# DATA FOR ANALYSIS
━━━━
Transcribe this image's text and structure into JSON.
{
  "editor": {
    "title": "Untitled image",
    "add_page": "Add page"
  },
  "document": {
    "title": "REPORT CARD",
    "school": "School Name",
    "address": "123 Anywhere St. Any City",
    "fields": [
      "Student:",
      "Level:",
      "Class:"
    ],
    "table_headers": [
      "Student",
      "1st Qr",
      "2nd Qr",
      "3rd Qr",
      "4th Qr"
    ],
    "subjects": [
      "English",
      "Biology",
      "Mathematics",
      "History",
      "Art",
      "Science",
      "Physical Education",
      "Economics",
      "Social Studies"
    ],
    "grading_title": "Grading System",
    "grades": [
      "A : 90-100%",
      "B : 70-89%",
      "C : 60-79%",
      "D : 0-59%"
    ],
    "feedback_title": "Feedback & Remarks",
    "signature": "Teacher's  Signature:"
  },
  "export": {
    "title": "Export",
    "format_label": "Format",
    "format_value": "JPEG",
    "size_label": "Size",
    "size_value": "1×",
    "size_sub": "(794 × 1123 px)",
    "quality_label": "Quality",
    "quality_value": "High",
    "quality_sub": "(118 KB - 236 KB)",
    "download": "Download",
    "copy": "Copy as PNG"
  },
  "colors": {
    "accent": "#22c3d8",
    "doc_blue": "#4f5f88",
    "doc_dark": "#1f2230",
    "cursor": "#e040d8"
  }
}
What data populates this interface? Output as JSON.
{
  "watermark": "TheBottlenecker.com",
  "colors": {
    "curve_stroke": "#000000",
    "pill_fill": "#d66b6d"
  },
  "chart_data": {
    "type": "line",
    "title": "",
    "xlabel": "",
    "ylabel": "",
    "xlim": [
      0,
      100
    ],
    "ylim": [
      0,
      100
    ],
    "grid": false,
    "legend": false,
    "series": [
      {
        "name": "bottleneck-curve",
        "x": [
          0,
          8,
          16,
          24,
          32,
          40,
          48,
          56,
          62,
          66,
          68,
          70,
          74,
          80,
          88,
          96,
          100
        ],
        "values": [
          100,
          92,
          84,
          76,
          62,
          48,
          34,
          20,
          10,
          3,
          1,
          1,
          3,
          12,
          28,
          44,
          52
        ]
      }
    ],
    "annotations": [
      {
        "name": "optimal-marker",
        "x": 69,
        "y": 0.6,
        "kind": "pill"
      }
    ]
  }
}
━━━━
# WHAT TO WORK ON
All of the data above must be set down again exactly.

# ANSWER FOR THE TASK
Transcribe this image's text and structure into JSON.
{
  "editor": {
    "title": "Untitled image",
    "add_page": "Add page"
  },
  "document": {
    "title": "REPORT CARD",
    "school": "School Name",
    "address": "123 Anywhere St. Any City",
    "fields": [
      "Student:",
      "Level:",
      "Class:"
    ],
    "table_headers": [
      "Student",
      "1st Qr",
      "2nd Qr",
      "3rd Qr",
      "4th Qr"
    ],
    "subjects": [
      "English",
      "Biology",
      "Mathematics",
      "History",
      "Art",
      "Science",
      "Physical Education",
      "Economics",
      "Social Studies"
    ],
    "grading_title": "Grading System",
    "grades": [
      "A : 90-100%",
      "B : 70-89%",
      "C : 60-79%",
      "D : 0-59%"
    ],
    "feedback_title": "Feedback & Remarks",
    "signature": "Teacher's  Signature:"
  },
  "export": {
    "title": "Export",
    "format_label": "Format",
    "format_value": "JPEG",
    "size_label": "Size",
    "size_value": "1×",
    "size_sub": "(794 × 1123 px)",
    "quality_label": "Quality",
    "quality_value": "High",
    "quality_sub": "(118 KB - 236 KB)",
    "download": "Download",
    "copy": "Copy as PNG"
  },
  "colors": {
    "accent": "#22c3d8",
    "doc_blue": "#4f5f88",
    "doc_dark": "#1f2230",
    "cursor": "#e040d8"
  }
}
What data populates this interface? Output as JSON.
{
  "watermark": "TheBottlenecker.com",
  "colors": {
    "curve_stroke": "#000000",
    "pill_fill": "#d66b6d"
  },
  "chart_data": {
    "type": "line",
    "title": "",
    "xlabel": "",
    "ylabel": "",
    "xlim": [
      0,
      100
    ],
    "ylim": [
      0,
      100
    ],
    "grid": false,
    "legend": false,
    "series": [
      {
        "name": "bottleneck-curve",
        "x": [
          0,
          8,
          16,
          24,
          32,
          40,
          48,
          56,
          62,
          66,
          68,
          70,
          74,
          80,
          88,
          96,
          100
        ],
        "values": [
          100,
          92,
          84,
          76,
          62,
          48,
          34,
          20,
          10,
          3,
          1,
          1,
          3,
          12,
          28,
          44,
          52
        ]
      }
    ],
    "annotations": [
      {
        "name": "optimal-marker",
        "x": 69,
        "y": 0.6,
        "kind": "pill"
      }
    ]
  }
}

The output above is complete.